Print out the entire listing verbatim.

> _LISTED ENTRIES_:
____________________
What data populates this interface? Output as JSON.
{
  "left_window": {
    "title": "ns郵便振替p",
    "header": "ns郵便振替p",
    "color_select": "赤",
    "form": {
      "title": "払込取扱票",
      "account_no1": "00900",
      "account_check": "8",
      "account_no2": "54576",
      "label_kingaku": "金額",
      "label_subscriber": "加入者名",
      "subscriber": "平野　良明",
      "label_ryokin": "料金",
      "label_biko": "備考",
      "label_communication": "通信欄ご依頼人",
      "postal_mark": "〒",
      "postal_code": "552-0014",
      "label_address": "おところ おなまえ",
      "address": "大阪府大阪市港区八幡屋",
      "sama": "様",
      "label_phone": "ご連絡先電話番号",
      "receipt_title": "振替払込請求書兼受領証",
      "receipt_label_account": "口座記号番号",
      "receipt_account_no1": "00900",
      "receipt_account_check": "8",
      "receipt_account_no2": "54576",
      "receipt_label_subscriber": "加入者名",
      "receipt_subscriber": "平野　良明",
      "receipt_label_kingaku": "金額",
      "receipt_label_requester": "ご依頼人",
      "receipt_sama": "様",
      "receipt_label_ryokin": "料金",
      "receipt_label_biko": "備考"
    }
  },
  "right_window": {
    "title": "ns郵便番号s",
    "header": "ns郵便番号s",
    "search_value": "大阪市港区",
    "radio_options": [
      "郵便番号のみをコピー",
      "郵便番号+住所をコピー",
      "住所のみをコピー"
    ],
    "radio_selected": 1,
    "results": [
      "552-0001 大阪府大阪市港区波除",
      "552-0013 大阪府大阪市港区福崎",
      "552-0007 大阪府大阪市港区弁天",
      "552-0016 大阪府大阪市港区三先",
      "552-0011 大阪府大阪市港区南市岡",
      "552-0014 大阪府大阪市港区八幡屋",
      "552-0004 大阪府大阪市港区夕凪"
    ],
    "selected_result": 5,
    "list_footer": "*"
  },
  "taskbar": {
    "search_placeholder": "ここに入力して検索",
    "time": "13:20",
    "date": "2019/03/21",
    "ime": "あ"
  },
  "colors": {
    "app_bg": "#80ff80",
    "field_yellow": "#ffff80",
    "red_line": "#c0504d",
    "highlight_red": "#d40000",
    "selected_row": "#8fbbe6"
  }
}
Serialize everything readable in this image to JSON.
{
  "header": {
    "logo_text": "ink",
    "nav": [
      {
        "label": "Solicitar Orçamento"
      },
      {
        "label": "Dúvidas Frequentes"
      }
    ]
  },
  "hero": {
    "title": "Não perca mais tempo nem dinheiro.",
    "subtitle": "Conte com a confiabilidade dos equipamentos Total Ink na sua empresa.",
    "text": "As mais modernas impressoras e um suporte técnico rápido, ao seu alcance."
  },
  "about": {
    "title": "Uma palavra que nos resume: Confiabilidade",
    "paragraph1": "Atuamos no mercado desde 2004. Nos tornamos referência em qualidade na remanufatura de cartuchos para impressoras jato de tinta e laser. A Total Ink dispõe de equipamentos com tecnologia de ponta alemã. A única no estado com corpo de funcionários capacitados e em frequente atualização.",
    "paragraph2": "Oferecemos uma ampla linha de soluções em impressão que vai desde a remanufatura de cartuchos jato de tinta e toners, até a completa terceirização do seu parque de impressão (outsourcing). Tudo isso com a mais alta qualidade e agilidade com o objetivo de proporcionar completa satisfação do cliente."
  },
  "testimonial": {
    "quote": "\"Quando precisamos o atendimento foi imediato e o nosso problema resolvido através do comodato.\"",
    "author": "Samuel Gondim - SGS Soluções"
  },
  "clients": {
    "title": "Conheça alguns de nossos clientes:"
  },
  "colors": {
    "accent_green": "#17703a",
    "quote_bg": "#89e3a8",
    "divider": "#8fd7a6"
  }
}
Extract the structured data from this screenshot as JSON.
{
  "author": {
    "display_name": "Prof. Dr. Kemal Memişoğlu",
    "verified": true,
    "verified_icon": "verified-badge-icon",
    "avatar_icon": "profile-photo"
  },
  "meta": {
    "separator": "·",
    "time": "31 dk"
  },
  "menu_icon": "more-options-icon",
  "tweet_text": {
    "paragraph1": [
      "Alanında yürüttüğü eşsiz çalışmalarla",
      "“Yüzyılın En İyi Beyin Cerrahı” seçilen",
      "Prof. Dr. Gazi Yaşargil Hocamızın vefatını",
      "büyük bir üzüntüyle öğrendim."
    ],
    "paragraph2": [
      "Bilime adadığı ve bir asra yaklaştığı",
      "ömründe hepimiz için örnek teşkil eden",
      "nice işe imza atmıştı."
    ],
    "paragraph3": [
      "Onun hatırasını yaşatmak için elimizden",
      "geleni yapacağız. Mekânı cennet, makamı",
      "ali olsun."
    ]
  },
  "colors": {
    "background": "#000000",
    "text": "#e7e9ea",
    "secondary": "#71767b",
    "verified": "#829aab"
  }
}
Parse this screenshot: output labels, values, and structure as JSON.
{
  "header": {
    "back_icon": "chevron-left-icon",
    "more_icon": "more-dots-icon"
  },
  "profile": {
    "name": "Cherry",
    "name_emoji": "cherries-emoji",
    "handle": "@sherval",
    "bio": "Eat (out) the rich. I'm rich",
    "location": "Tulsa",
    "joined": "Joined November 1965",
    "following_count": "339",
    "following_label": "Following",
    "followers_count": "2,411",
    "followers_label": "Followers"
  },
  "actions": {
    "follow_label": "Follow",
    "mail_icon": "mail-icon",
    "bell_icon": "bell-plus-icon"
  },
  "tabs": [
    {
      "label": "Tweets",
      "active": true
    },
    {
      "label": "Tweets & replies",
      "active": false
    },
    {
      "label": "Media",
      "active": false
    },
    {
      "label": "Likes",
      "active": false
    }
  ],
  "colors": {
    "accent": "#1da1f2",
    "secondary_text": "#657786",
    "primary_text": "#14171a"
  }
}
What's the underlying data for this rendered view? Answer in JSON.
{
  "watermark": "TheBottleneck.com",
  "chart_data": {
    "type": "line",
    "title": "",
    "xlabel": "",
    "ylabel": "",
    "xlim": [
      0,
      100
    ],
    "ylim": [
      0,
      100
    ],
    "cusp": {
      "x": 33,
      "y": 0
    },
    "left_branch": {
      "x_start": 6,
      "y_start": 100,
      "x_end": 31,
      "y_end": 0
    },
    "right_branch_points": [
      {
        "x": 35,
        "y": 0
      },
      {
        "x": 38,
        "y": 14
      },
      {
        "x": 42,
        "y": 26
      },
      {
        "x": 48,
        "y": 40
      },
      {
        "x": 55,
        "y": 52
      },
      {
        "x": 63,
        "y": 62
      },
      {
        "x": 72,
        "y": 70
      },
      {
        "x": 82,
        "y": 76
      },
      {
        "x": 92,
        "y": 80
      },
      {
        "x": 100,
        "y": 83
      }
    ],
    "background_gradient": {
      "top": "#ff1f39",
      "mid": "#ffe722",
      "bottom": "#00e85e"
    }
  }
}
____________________
> _SOLUTION FOR THIS EXERCISE_:
What data populates this interface? Output as JSON.
{
  "left_window": {
    "title": "ns郵便振替p",
    "header": "ns郵便振替p",
    "color_select": "赤",
    "form": {
      "title": "払込取扱票",
      "account_no1": "00900",
      "account_check": "8",
      "account_no2": "54576",
      "label_kingaku": "金額",
      "label_subscriber": "加入者名",
      "subscriber": "平野　良明",
      "label_ryokin": "料金",
      "label_biko": "備考",
      "label_communication": "通信欄ご依頼人",
      "postal_mark": "〒",
      "postal_code": "552-0014",
      "label_address": "おところ おなまえ",
      "address": "大阪府大阪市港区八幡屋",
      "sama": "様",
      "label_phone": "ご連絡先電話番号",
      "receipt_title": "振替払込請求書兼受領証",
      "receipt_label_account": "口座記号番号",
      "receipt_account_no1": "00900",
      "receipt_account_check": "8",
      "receipt_account_no2": "54576",
      "receipt_label_subscriber": "加入者名",
      "receipt_subscriber": "平野　良明",
      "receipt_label_kingaku": "金額",
      "receipt_label_requester": "ご依頼人",
      "receipt_sama": "様",
      "receipt_label_ryokin": "料金",
      "receipt_label_biko": "備考"
    }
  },
  "right_window": {
    "title": "ns郵便番号s",
    "header": "ns郵便番号s",
    "search_value": "大阪市港区",
    "radio_options": [
      "郵便番号のみをコピー",
      "郵便番号+住所をコピー",
      "住所のみをコピー"
    ],
    "radio_selected": 1,
    "results": [
      "552-0001 大阪府大阪市港区波除",
      "552-0013 大阪府大阪市港区福崎",
      "552-0007 大阪府大阪市港区弁天",
      "552-0016 大阪府大阪市港区三先",
      "552-0011 大阪府大阪市港区南市岡",
      "552-0014 大阪府大阪市港区八幡屋",
      "552-0004 大阪府大阪市港区夕凪"
    ],
    "selected_result": 5,
    "list_footer": "*"
  },
  "taskbar": {
    "search_placeholder": "ここに入力して検索",
    "time": "13:20",
    "date": "2019/03/21",
    "ime": "あ"
  },
  "colors": {
    "app_bg": "#80ff80",
    "field_yellow": "#ffff80",
    "red_line": "#c0504d",
    "highlight_red": "#d40000",
    "selected_row": "#8fbbe6"
  }
}
Serialize everything readable in this image to JSON.
{
  "header": {
    "logo_text": "ink",
    "nav": [
      {
        "label": "Solicitar Orçamento"
      },
      {
        "label": "Dúvidas Frequentes"
      }
    ]
  },
  "hero": {
    "title": "Não perca mais tempo nem dinheiro.",
    "subtitle": "Conte com a confiabilidade dos equipamentos Total Ink na sua empresa.",
    "text": "As mais modernas impressoras e um suporte técnico rápido, ao seu alcance."
  },
  "about": {
    "title": "Uma palavra que nos resume: Confiabilidade",
    "paragraph1": "Atuamos no mercado desde 2004. Nos tornamos referência em qualidade na remanufatura de cartuchos para impressoras jato de tinta e laser. A Total Ink dispõe de equipamentos com tecnologia de ponta alemã. A única no estado com corpo de funcionários capacitados e em frequente atualização.",
    "paragraph2": "Oferecemos uma ampla linha de soluções em impressão que vai desde a remanufatura de cartuchos jato de tinta e toners, até a completa terceirização do seu parque de impressão (outsourcing). Tudo isso com a mais alta qualidade e agilidade com o objetivo de proporcionar completa satisfação do cliente."
  },
  "testimonial": {
    "quote": "\"Quando precisamos o atendimento foi imediato e o nosso problema resolvido através do comodato.\"",
    "author": "Samuel Gondim - SGS Soluções"
  },
  "clients": {
    "title": "Conheça alguns de nossos clientes:"
  },
  "colors": {
    "accent_green": "#17703a",
    "quote_bg": "#89e3a8",
    "divider": "#8fd7a6"
  }
}
Extract the structured data from this screenshot as JSON.
{
  "author": {
    "display_name": "Prof. Dr. Kemal Memişoğlu",
    "verified": true,
    "verified_icon": "verified-badge-icon",
    "avatar_icon": "profile-photo"
  },
  "meta": {
    "separator": "·",
    "time": "31 dk"
  },
  "menu_icon": "more-options-icon",
  "tweet_text": {
    "paragraph1": [
      "Alanında yürüttüğü eşsiz çalışmalarla",
      "“Yüzyılın En İyi Beyin Cerrahı” seçilen",
      "Prof. Dr. Gazi Yaşargil Hocamızın vefatını",
      "büyük bir üzüntüyle öğrendim."
    ],
    "paragraph2": [
      "Bilime adadığı ve bir asra yaklaştığı",
      "ömründe hepimiz için örnek teşkil eden",
      "nice işe imza atmıştı."
    ],
    "paragraph3": [
      "Onun hatırasını yaşatmak için elimizden",
      "geleni yapacağız. Mekânı cennet, makamı",
      "ali olsun."
    ]
  },
  "colors": {
    "background": "#000000",
    "text": "#e7e9ea",
    "secondary": "#71767b",
    "verified": "#829aab"
  }
}
Parse this screenshot: output labels, values, and structure as JSON.
{
  "header": {
    "back_icon": "chevron-left-icon",
    "more_icon": "more-dots-icon"
  },
  "profile": {
    "name": "Cherry",
    "name_emoji": "cherries-emoji",
    "handle": "@sherval",
    "bio": "Eat (out) the rich. I'm rich",
    "location": "Tulsa",
    "joined": "Joined November 1965",
    "following_count": "339",
    "following_label": "Following",
    "followers_count": "2,411",
    "followers_label": "Followers"
  },
  "actions": {
    "follow_label": "Follow",
    "mail_icon": "mail-icon",
    "bell_icon": "bell-plus-icon"
  },
  "tabs": [
    {
      "label": "Tweets",
      "active": true
    },
    {
      "label": "Tweets & replies",
      "active": false
    },
    {
      "label": "Media",
      "active": false
    },
    {
      "label": "Likes",
      "active": false
    }
  ],
  "colors": {
    "accent": "#1da1f2",
    "secondary_text": "#657786",
    "primary_text": "#14171a"
  }
}
What's the underlying data for this rendered view? Answer in JSON.
{
  "watermark": "TheBottleneck.com",
  "chart_data": {
    "type": "line",
    "title": "",
    "xlabel": "",
    "ylabel": "",
    "xlim": [
      0,
      100
    ],
    "ylim": [
      0,
      100
    ],
    "cusp": {
      "x": 33,
      "y": 0
    },
    "left_branch": {
      "x_start": 6,
      "y_start": 100,
      "x_end": 31,
      "y_end": 0
    },
    "right_branch_points": [
      {
        "x": 35,
        "y": 0
      },
      {
        "x": 38,
        "y": 14
      },
      {
        "x": 42,
        "y": 26
      },
      {
        "x": 48,
        "y": 40
      },
      {
        "x": 55,
        "y": 52
      },
      {
        "x": 63,
        "y": 62
      },
      {
        "x": 72,
        "y": 70
      },
      {
        "x": 82,
        "y": 76
      },
      {
        "x": 92,
        "y": 80
      },
      {
        "x": 100,
        "y": 83
      }
    ],
    "background_gradient": {
      "top": "#ff1f39",
      "mid": "#ffe722",
      "bottom": "#00e85e"
    }
  }
}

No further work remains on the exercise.